EXERCISE DESCRIPTION. Every record below must be returned exactly as it was received.

::: RECORDS FOR THIS TASK

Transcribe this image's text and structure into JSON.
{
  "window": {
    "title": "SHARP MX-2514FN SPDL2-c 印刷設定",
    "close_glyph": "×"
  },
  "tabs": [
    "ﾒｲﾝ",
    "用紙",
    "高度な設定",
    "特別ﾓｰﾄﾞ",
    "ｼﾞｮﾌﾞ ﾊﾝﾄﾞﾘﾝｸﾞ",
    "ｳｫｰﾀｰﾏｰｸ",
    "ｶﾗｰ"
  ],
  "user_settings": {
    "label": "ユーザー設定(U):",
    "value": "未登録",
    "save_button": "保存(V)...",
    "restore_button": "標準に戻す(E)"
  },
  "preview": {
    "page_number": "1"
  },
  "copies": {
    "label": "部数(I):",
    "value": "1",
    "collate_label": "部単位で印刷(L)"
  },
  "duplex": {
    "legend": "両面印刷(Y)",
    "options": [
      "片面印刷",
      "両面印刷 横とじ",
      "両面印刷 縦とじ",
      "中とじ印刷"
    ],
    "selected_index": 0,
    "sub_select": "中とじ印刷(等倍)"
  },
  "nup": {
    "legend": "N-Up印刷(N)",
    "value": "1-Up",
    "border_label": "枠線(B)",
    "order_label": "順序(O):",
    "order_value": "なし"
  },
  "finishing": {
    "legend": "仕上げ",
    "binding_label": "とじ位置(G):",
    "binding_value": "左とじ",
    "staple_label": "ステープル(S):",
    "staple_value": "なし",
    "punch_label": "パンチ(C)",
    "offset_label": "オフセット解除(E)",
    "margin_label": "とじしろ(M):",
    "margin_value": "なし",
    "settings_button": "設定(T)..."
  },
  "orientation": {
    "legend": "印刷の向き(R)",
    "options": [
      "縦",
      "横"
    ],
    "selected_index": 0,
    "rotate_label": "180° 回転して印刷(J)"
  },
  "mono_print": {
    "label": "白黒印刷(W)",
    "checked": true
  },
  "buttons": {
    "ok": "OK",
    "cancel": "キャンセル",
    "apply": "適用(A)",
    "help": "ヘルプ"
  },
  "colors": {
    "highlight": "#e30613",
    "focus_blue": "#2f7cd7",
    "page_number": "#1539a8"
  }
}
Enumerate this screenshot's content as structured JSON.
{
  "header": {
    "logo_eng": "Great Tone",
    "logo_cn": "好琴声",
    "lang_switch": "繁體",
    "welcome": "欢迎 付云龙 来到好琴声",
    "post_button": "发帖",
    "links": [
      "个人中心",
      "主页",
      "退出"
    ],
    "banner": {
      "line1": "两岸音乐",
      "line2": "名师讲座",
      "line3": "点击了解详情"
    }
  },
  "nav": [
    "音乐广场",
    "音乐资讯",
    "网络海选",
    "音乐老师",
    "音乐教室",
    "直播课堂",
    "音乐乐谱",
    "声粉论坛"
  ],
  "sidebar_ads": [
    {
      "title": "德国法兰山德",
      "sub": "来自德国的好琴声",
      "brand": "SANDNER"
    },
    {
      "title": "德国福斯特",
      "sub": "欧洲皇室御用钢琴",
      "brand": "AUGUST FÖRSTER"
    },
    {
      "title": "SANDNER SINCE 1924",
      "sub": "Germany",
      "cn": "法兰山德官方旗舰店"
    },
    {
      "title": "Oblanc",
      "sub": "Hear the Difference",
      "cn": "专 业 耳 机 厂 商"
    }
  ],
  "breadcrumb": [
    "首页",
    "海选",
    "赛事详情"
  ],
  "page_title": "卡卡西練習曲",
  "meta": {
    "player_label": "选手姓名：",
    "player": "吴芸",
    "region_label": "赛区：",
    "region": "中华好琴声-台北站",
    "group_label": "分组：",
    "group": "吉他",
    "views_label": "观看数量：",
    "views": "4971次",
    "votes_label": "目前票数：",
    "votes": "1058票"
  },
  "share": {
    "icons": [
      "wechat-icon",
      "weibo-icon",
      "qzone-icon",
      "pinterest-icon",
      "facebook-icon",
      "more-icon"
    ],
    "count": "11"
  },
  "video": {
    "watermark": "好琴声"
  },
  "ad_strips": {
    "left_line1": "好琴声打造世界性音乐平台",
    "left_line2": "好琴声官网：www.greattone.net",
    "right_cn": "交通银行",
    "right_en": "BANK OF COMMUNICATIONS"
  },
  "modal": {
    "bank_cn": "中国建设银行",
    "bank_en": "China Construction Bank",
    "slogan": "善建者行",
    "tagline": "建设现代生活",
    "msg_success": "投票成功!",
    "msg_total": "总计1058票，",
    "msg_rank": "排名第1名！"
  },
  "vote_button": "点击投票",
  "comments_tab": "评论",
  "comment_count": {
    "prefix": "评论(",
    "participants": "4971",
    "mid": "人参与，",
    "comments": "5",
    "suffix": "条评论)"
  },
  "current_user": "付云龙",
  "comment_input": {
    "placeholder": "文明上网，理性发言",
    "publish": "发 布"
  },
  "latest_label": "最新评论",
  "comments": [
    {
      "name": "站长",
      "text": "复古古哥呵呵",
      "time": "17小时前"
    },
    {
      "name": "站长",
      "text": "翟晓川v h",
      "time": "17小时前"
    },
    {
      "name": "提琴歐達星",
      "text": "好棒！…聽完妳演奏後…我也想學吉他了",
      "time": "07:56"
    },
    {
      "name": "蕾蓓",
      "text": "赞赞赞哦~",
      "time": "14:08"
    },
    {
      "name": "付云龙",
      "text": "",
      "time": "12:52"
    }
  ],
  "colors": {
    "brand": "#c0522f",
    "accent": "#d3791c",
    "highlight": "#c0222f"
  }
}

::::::

TASK ANSWER.
Transcribe this image's text and structure into JSON.
{
  "window": {
    "title": "SHARP MX-2514FN SPDL2-c 印刷設定",
    "close_glyph": "×"
  },
  "tabs": [
    "ﾒｲﾝ",
    "用紙",
    "高度な設定",
    "特別ﾓｰﾄﾞ",
    "ｼﾞｮﾌﾞ ﾊﾝﾄﾞﾘﾝｸﾞ",
    "ｳｫｰﾀｰﾏｰｸ",
    "ｶﾗｰ"
  ],
  "user_settings": {
    "label": "ユーザー設定(U):",
    "value": "未登録",
    "save_button": "保存(V)...",
    "restore_button": "標準に戻す(E)"
  },
  "preview": {
    "page_number": "1"
  },
  "copies": {
    "label": "部数(I):",
    "value": "1",
    "collate_label": "部単位で印刷(L)"
  },
  "duplex": {
    "legend": "両面印刷(Y)",
    "options": [
      "片面印刷",
      "両面印刷 横とじ",
      "両面印刷 縦とじ",
      "中とじ印刷"
    ],
    "selected_index": 0,
    "sub_select": "中とじ印刷(等倍)"
  },
  "nup": {
    "legend": "N-Up印刷(N)",
    "value": "1-Up",
    "border_label": "枠線(B)",
    "order_label": "順序(O):",
    "order_value": "なし"
  },
  "finishing": {
    "legend": "仕上げ",
    "binding_label": "とじ位置(G):",
    "binding_value": "左とじ",
    "staple_label": "ステープル(S):",
    "staple_value": "なし",
    "punch_label": "パンチ(C)",
    "offset_label": "オフセット解除(E)",
    "margin_label": "とじしろ(M):",
    "margin_value": "なし",
    "settings_button": "設定(T)..."
  },
  "orientation": {
    "legend": "印刷の向き(R)",
    "options": [
      "縦",
      "横"
    ],
    "selected_index": 0,
    "rotate_label": "180° 回転して印刷(J)"
  },
  "mono_print": {
    "label": "白黒印刷(W)",
    "checked": true
  },
  "buttons": {
    "ok": "OK",
    "cancel": "キャンセル",
    "apply": "適用(A)",
    "help": "ヘルプ"
  },
  "colors": {
    "highlight": "#e30613",
    "focus_blue": "#2f7cd7",
    "page_number": "#1539a8"
  }
}
Enumerate this screenshot's content as structured JSON.
{
  "header": {
    "logo_eng": "Great Tone",
    "logo_cn": "好琴声",
    "lang_switch": "繁體",
    "welcome": "欢迎 付云龙 来到好琴声",
    "post_button": "发帖",
    "links": [
      "个人中心",
      "主页",
      "退出"
    ],
    "banner": {
      "line1": "两岸音乐",
      "line2": "名师讲座",
      "line3": "点击了解详情"
    }
  },
  "nav": [
    "音乐广场",
    "音乐资讯",
    "网络海选",
    "音乐老师",
    "音乐教室",
    "直播课堂",
    "音乐乐谱",
    "声粉论坛"
  ],
  "sidebar_ads": [
    {
      "title": "德国法兰山德",
      "sub": "来自德国的好琴声",
      "brand": "SANDNER"
    },
    {
      "title": "德国福斯特",
      "sub": "欧洲皇室御用钢琴",
      "brand": "AUGUST FÖRSTER"
    },
    {
      "title": "SANDNER SINCE 1924",
      "sub": "Germany",
      "cn": "法兰山德官方旗舰店"
    },
    {
      "title": "Oblanc",
      "sub": "Hear the Difference",
      "cn": "专 业 耳 机 厂 商"
    }
  ],
  "breadcrumb": [
    "首页",
    "海选",
    "赛事详情"
  ],
  "page_title": "卡卡西練習曲",
  "meta": {
    "player_label": "选手姓名：",
    "player": "吴芸",
    "region_label": "赛区：",
    "region": "中华好琴声-台北站",
    "group_label": "分组：",
    "group": "吉他",
    "views_label": "观看数量：",
    "views": "4971次",
    "votes_label": "目前票数：",
    "votes": "1058票"
  },
  "share": {
    "icons": [
      "wechat-icon",
      "weibo-icon",
      "qzone-icon",
      "pinterest-icon",
      "facebook-icon",
      "more-icon"
    ],
    "count": "11"
  },
  "video": {
    "watermark": "好琴声"
  },
  "ad_strips": {
    "left_line1": "好琴声打造世界性音乐平台",
    "left_line2": "好琴声官网：www.greattone.net",
    "right_cn": "交通银行",
    "right_en": "BANK OF COMMUNICATIONS"
  },
  "modal": {
    "bank_cn": "中国建设银行",
    "bank_en": "China Construction Bank",
    "slogan": "善建者行",
    "tagline": "建设现代生活",
    "msg_success": "投票成功!",
    "msg_total": "总计1058票，",
    "msg_rank": "排名第1名！"
  },
  "vote_button": "点击投票",
  "comments_tab": "评论",
  "comment_count": {
    "prefix": "评论(",
    "participants": "4971",
    "mid": "人参与，",
    "comments": "5",
    "suffix": "条评论)"
  },
  "current_user": "付云龙",
  "comment_input": {
    "placeholder": "文明上网，理性发言",
    "publish": "发 布"
  },
  "latest_label": "最新评论",
  "comments": [
    {
      "name": "站长",
      "text": "复古古哥呵呵",
      "time": "17小时前"
    },
    {
      "name": "站长",
      "text": "翟晓川v h",
      "time": "17小时前"
    },
    {
      "name": "提琴歐達星",
      "text": "好棒！…聽完妳演奏後…我也想學吉他了",
      "time": "07:56"
    },
    {
      "name": "蕾蓓",
      "text": "赞赞赞哦~",
      "time": "14:08"
    },
    {
      "name": "付云龙",
      "text": "",
      "time": "12:52"
    }
  ],
  "colors": {
    "brand": "#c0522f",
    "accent": "#d3791c",
    "highlight": "#c0222f"
  }
}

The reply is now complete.